Don’t get us wrong, the P8Z77-V Premium is fully loaded, stable, and the fastest-booting Z77 board we’ve tested yet (it’ll go from cold to OS in 17 seconds in Windows 8) but most folks will likely find it just too much motherboard for too much money.
|Asus P8Z77-V Premium||Gigabyte GA-Z77X-UP4 TH||Asus P8Z77-V|
|3DMark 11 Overall||P6,253||P5,914||P6,308|
|PCMark 7 Overall||5,395||3,709||3,739|
|PCMark 7 Lightweight||5,194||2,665||2,755|
|PCMark 7 Productivity||5,442||2,506||2,610|
|Valve Particle (fps)||210||203||208|
|SiSoft Sandra 2012 (GB/s)||21.2||21||21.3|
|SATA 6Gb/s read (MB/s)||517.2||494.4||509.9|
|SATA 6Gb/s write (MB/s)||255.3||225.9||247.1|
|USB 3.0 Read (MB/s)||429.4||486.8||429.9|
|USB 3.0 Write (MB/s)||183.9||223.6||181.3|
|SLI Compliance||Yes (4-way)||Yes||Yes|
|Auto Overclock (GHz)||4.3||4.43||4.2|

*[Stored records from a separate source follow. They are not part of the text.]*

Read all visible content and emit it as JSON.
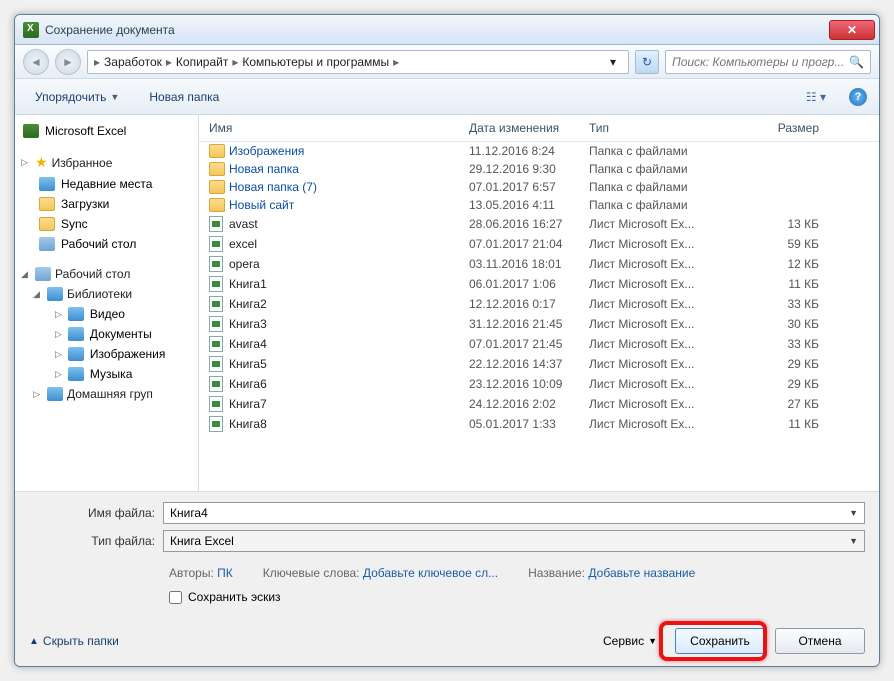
{
  "window": {
    "title": "Сохранение документа"
  },
  "nav": {
    "breadcrumb": [
      "Заработок",
      "Копирайт",
      "Компьютеры и программы"
    ],
    "search_placeholder": "Поиск: Компьютеры и прогр..."
  },
  "toolbar": {
    "organize": "Упорядочить",
    "new_folder": "Новая папка"
  },
  "sidebar": {
    "app": "Microsoft Excel",
    "favorites": "Избранное",
    "fav_items": [
      "Недавние места",
      "Загрузки",
      "Sync",
      "Рабочий стол"
    ],
    "desktop": "Рабочий стол",
    "libraries": "Библиотеки",
    "lib_items": [
      "Видео",
      "Документы",
      "Изображения",
      "Музыка"
    ],
    "homegroup": "Домашняя груп"
  },
  "columns": {
    "name": "Имя",
    "date": "Дата изменения",
    "type": "Тип",
    "size": "Размер"
  },
  "files": [
    {
      "name": "Изображения",
      "date": "11.12.2016 8:24",
      "type": "Папка с файлами",
      "size": "",
      "icon": "folder",
      "link": true
    },
    {
      "name": "Новая папка",
      "date": "29.12.2016 9:30",
      "type": "Папка с файлами",
      "size": "",
      "icon": "folder",
      "link": true
    },
    {
      "name": "Новая папка (7)",
      "date": "07.01.2017 6:57",
      "type": "Папка с файлами",
      "size": "",
      "icon": "folder",
      "link": true
    },
    {
      "name": "Новый сайт",
      "date": "13.05.2016 4:11",
      "type": "Папка с файлами",
      "size": "",
      "icon": "folder",
      "link": true
    },
    {
      "name": "avast",
      "date": "28.06.2016 16:27",
      "type": "Лист Microsoft Ex...",
      "size": "13 КБ",
      "icon": "xls"
    },
    {
      "name": "excel",
      "date": "07.01.2017 21:04",
      "type": "Лист Microsoft Ex...",
      "size": "59 КБ",
      "icon": "xls"
    },
    {
      "name": "opera",
      "date": "03.11.2016 18:01",
      "type": "Лист Microsoft Ex...",
      "size": "12 КБ",
      "icon": "xls"
    },
    {
      "name": "Книга1",
      "date": "06.01.2017 1:06",
      "type": "Лист Microsoft Ex...",
      "size": "11 КБ",
      "icon": "xls"
    },
    {
      "name": "Книга2",
      "date": "12.12.2016 0:17",
      "type": "Лист Microsoft Ex...",
      "size": "33 КБ",
      "icon": "xls"
    },
    {
      "name": "Книга3",
      "date": "31.12.2016 21:45",
      "type": "Лист Microsoft Ex...",
      "size": "30 КБ",
      "icon": "xls"
    },
    {
      "name": "Книга4",
      "date": "07.01.2017 21:45",
      "type": "Лист Microsoft Ex...",
      "size": "33 КБ",
      "icon": "xls"
    },
    {
      "name": "Книга5",
      "date": "22.12.2016 14:37",
      "type": "Лист Microsoft Ex...",
      "size": "29 КБ",
      "icon": "xls"
    },
    {
      "name": "Книга6",
      "date": "23.12.2016 10:09",
      "type": "Лист Microsoft Ex...",
      "size": "29 КБ",
      "icon": "xls"
    },
    {
      "name": "Книга7",
      "date": "24.12.2016 2:02",
      "type": "Лист Microsoft Ex...",
      "size": "27 КБ",
      "icon": "xls"
    },
    {
      "name": "Книга8",
      "date": "05.01.2017 1:33",
      "type": "Лист Microsoft Ex...",
      "size": "11 КБ",
      "icon": "xls"
    }
  ],
  "form": {
    "filename_label": "Имя файла:",
    "filename_value": "Книга4",
    "filetype_label": "Тип файла:",
    "filetype_value": "Книга Excel"
  },
  "meta": {
    "authors_label": "Авторы:",
    "authors_value": "ПК",
    "keywords_label": "Ключевые слова:",
    "keywords_value": "Добавьте ключевое сл...",
    "title_label": "Название:",
    "title_value": "Добавьте название",
    "thumbnail": "Сохранить эскиз"
  },
  "footer": {
    "hide_folders": "Скрыть папки",
    "service": "Сервис",
    "save": "Сохранить",
    "cancel": "Отмена"
  }
}
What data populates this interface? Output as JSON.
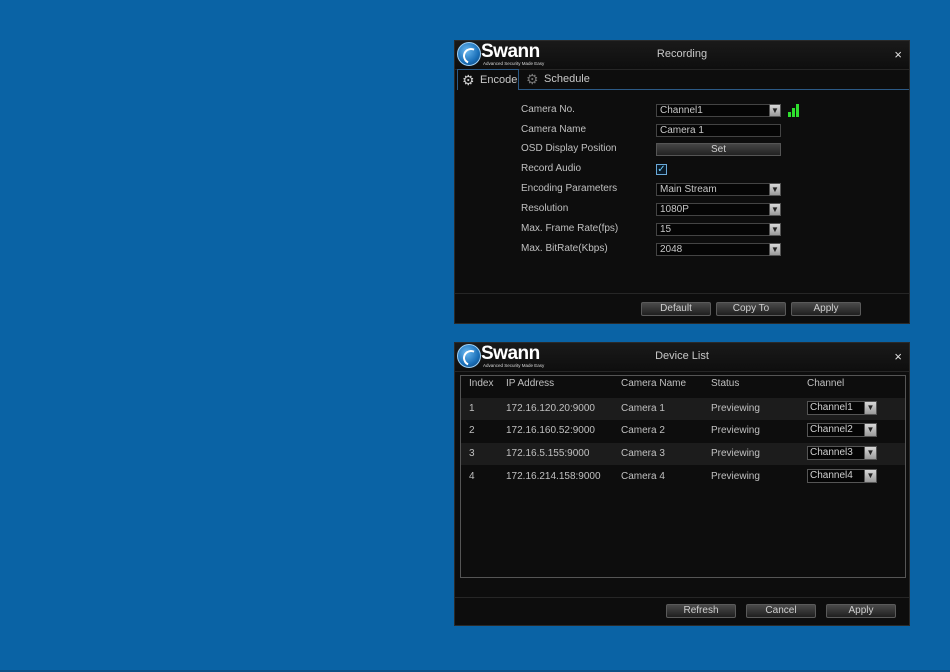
{
  "recording": {
    "title": "Recording",
    "logo": {
      "word": "Swann",
      "tagline": "Advanced Security Made Easy"
    },
    "close": "×",
    "tabs": [
      {
        "label": "Encode",
        "active": true
      },
      {
        "label": "Schedule",
        "active": false
      }
    ],
    "form": {
      "camera_no_label": "Camera No.",
      "camera_no_value": "Channel1",
      "camera_name_label": "Camera Name",
      "camera_name_value": "Camera 1",
      "osd_label": "OSD Display Position",
      "osd_button": "Set",
      "record_audio_label": "Record Audio",
      "record_audio_checked": true,
      "encoding_label": "Encoding Parameters",
      "encoding_value": "Main Stream",
      "resolution_label": "Resolution",
      "resolution_value": "1080P",
      "frame_rate_label": "Max. Frame Rate(fps)",
      "frame_rate_value": "15",
      "bitrate_label": "Max. BitRate(Kbps)",
      "bitrate_value": "2048"
    },
    "buttons": {
      "default": "Default",
      "copy_to": "Copy To",
      "apply": "Apply"
    }
  },
  "device_list": {
    "title": "Device List",
    "logo": {
      "word": "Swann",
      "tagline": "Advanced Security Made Easy"
    },
    "close": "×",
    "columns": [
      "Index",
      "IP Address",
      "Camera Name",
      "Status",
      "Channel"
    ],
    "rows": [
      {
        "index": "1",
        "ip": "172.16.120.20:9000",
        "name": "Camera 1",
        "status": "Previewing",
        "channel": "Channel1"
      },
      {
        "index": "2",
        "ip": "172.16.160.52:9000",
        "name": "Camera 2",
        "status": "Previewing",
        "channel": "Channel2"
      },
      {
        "index": "3",
        "ip": "172.16.5.155:9000",
        "name": "Camera 3",
        "status": "Previewing",
        "channel": "Channel3"
      },
      {
        "index": "4",
        "ip": "172.16.214.158:9000",
        "name": "Camera 4",
        "status": "Previewing",
        "channel": "Channel4"
      }
    ],
    "buttons": {
      "refresh": "Refresh",
      "cancel": "Cancel",
      "apply": "Apply"
    }
  },
  "icons": {
    "gear": "⚙",
    "dropdown": "▼",
    "check": "✓",
    "signal": "signal-strength-icon"
  },
  "colors": {
    "background": "#0a63a5",
    "panel": "#0d0d0d",
    "signal": "#2ee02e",
    "tab_border": "#2c5a86"
  }
}
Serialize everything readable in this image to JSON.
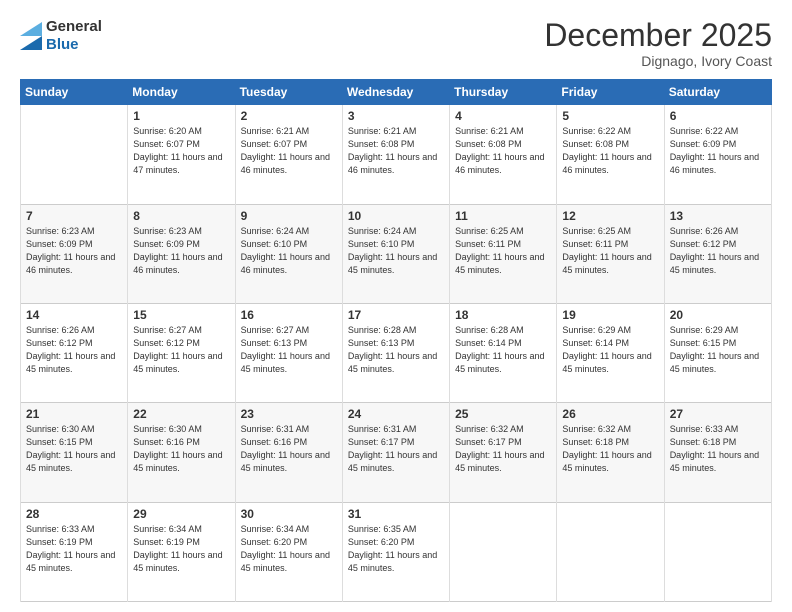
{
  "header": {
    "logo": {
      "general": "General",
      "blue": "Blue"
    },
    "title": "December 2025",
    "location": "Dignago, Ivory Coast"
  },
  "weekdays": [
    "Sunday",
    "Monday",
    "Tuesday",
    "Wednesday",
    "Thursday",
    "Friday",
    "Saturday"
  ],
  "weeks": [
    [
      {
        "day": "",
        "sunrise": "",
        "sunset": "",
        "daylight": ""
      },
      {
        "day": "1",
        "sunrise": "Sunrise: 6:20 AM",
        "sunset": "Sunset: 6:07 PM",
        "daylight": "Daylight: 11 hours and 47 minutes."
      },
      {
        "day": "2",
        "sunrise": "Sunrise: 6:21 AM",
        "sunset": "Sunset: 6:07 PM",
        "daylight": "Daylight: 11 hours and 46 minutes."
      },
      {
        "day": "3",
        "sunrise": "Sunrise: 6:21 AM",
        "sunset": "Sunset: 6:08 PM",
        "daylight": "Daylight: 11 hours and 46 minutes."
      },
      {
        "day": "4",
        "sunrise": "Sunrise: 6:21 AM",
        "sunset": "Sunset: 6:08 PM",
        "daylight": "Daylight: 11 hours and 46 minutes."
      },
      {
        "day": "5",
        "sunrise": "Sunrise: 6:22 AM",
        "sunset": "Sunset: 6:08 PM",
        "daylight": "Daylight: 11 hours and 46 minutes."
      },
      {
        "day": "6",
        "sunrise": "Sunrise: 6:22 AM",
        "sunset": "Sunset: 6:09 PM",
        "daylight": "Daylight: 11 hours and 46 minutes."
      }
    ],
    [
      {
        "day": "7",
        "sunrise": "Sunrise: 6:23 AM",
        "sunset": "Sunset: 6:09 PM",
        "daylight": "Daylight: 11 hours and 46 minutes."
      },
      {
        "day": "8",
        "sunrise": "Sunrise: 6:23 AM",
        "sunset": "Sunset: 6:09 PM",
        "daylight": "Daylight: 11 hours and 46 minutes."
      },
      {
        "day": "9",
        "sunrise": "Sunrise: 6:24 AM",
        "sunset": "Sunset: 6:10 PM",
        "daylight": "Daylight: 11 hours and 46 minutes."
      },
      {
        "day": "10",
        "sunrise": "Sunrise: 6:24 AM",
        "sunset": "Sunset: 6:10 PM",
        "daylight": "Daylight: 11 hours and 45 minutes."
      },
      {
        "day": "11",
        "sunrise": "Sunrise: 6:25 AM",
        "sunset": "Sunset: 6:11 PM",
        "daylight": "Daylight: 11 hours and 45 minutes."
      },
      {
        "day": "12",
        "sunrise": "Sunrise: 6:25 AM",
        "sunset": "Sunset: 6:11 PM",
        "daylight": "Daylight: 11 hours and 45 minutes."
      },
      {
        "day": "13",
        "sunrise": "Sunrise: 6:26 AM",
        "sunset": "Sunset: 6:12 PM",
        "daylight": "Daylight: 11 hours and 45 minutes."
      }
    ],
    [
      {
        "day": "14",
        "sunrise": "Sunrise: 6:26 AM",
        "sunset": "Sunset: 6:12 PM",
        "daylight": "Daylight: 11 hours and 45 minutes."
      },
      {
        "day": "15",
        "sunrise": "Sunrise: 6:27 AM",
        "sunset": "Sunset: 6:12 PM",
        "daylight": "Daylight: 11 hours and 45 minutes."
      },
      {
        "day": "16",
        "sunrise": "Sunrise: 6:27 AM",
        "sunset": "Sunset: 6:13 PM",
        "daylight": "Daylight: 11 hours and 45 minutes."
      },
      {
        "day": "17",
        "sunrise": "Sunrise: 6:28 AM",
        "sunset": "Sunset: 6:13 PM",
        "daylight": "Daylight: 11 hours and 45 minutes."
      },
      {
        "day": "18",
        "sunrise": "Sunrise: 6:28 AM",
        "sunset": "Sunset: 6:14 PM",
        "daylight": "Daylight: 11 hours and 45 minutes."
      },
      {
        "day": "19",
        "sunrise": "Sunrise: 6:29 AM",
        "sunset": "Sunset: 6:14 PM",
        "daylight": "Daylight: 11 hours and 45 minutes."
      },
      {
        "day": "20",
        "sunrise": "Sunrise: 6:29 AM",
        "sunset": "Sunset: 6:15 PM",
        "daylight": "Daylight: 11 hours and 45 minutes."
      }
    ],
    [
      {
        "day": "21",
        "sunrise": "Sunrise: 6:30 AM",
        "sunset": "Sunset: 6:15 PM",
        "daylight": "Daylight: 11 hours and 45 minutes."
      },
      {
        "day": "22",
        "sunrise": "Sunrise: 6:30 AM",
        "sunset": "Sunset: 6:16 PM",
        "daylight": "Daylight: 11 hours and 45 minutes."
      },
      {
        "day": "23",
        "sunrise": "Sunrise: 6:31 AM",
        "sunset": "Sunset: 6:16 PM",
        "daylight": "Daylight: 11 hours and 45 minutes."
      },
      {
        "day": "24",
        "sunrise": "Sunrise: 6:31 AM",
        "sunset": "Sunset: 6:17 PM",
        "daylight": "Daylight: 11 hours and 45 minutes."
      },
      {
        "day": "25",
        "sunrise": "Sunrise: 6:32 AM",
        "sunset": "Sunset: 6:17 PM",
        "daylight": "Daylight: 11 hours and 45 minutes."
      },
      {
        "day": "26",
        "sunrise": "Sunrise: 6:32 AM",
        "sunset": "Sunset: 6:18 PM",
        "daylight": "Daylight: 11 hours and 45 minutes."
      },
      {
        "day": "27",
        "sunrise": "Sunrise: 6:33 AM",
        "sunset": "Sunset: 6:18 PM",
        "daylight": "Daylight: 11 hours and 45 minutes."
      }
    ],
    [
      {
        "day": "28",
        "sunrise": "Sunrise: 6:33 AM",
        "sunset": "Sunset: 6:19 PM",
        "daylight": "Daylight: 11 hours and 45 minutes."
      },
      {
        "day": "29",
        "sunrise": "Sunrise: 6:34 AM",
        "sunset": "Sunset: 6:19 PM",
        "daylight": "Daylight: 11 hours and 45 minutes."
      },
      {
        "day": "30",
        "sunrise": "Sunrise: 6:34 AM",
        "sunset": "Sunset: 6:20 PM",
        "daylight": "Daylight: 11 hours and 45 minutes."
      },
      {
        "day": "31",
        "sunrise": "Sunrise: 6:35 AM",
        "sunset": "Sunset: 6:20 PM",
        "daylight": "Daylight: 11 hours and 45 minutes."
      },
      {
        "day": "",
        "sunrise": "",
        "sunset": "",
        "daylight": ""
      },
      {
        "day": "",
        "sunrise": "",
        "sunset": "",
        "daylight": ""
      },
      {
        "day": "",
        "sunrise": "",
        "sunset": "",
        "daylight": ""
      }
    ]
  ]
}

Best scores are bolded. We used a Core i7-3770K, 8GB of DDR3/1866 set at DDR3/1600, a WD Raptor 150, 64-bit Windows 7 Professional, and a GeForce GTX 580 in all of our motherboards. SATA 6Gb/s speeds were measured with CrystalDiskMark 3.01 and an OWC Mercury Extreme SSD. USB 3.0 speeds were measured with CrystalDiskMark and a Patriot Wildfire SSD in a USB 3.0 enclosure using an Asmedia controller. 32GB compliance was measured with four 8GB DDR3 modules. The P8Z77-V Premium board was tested in SSD-caching mode.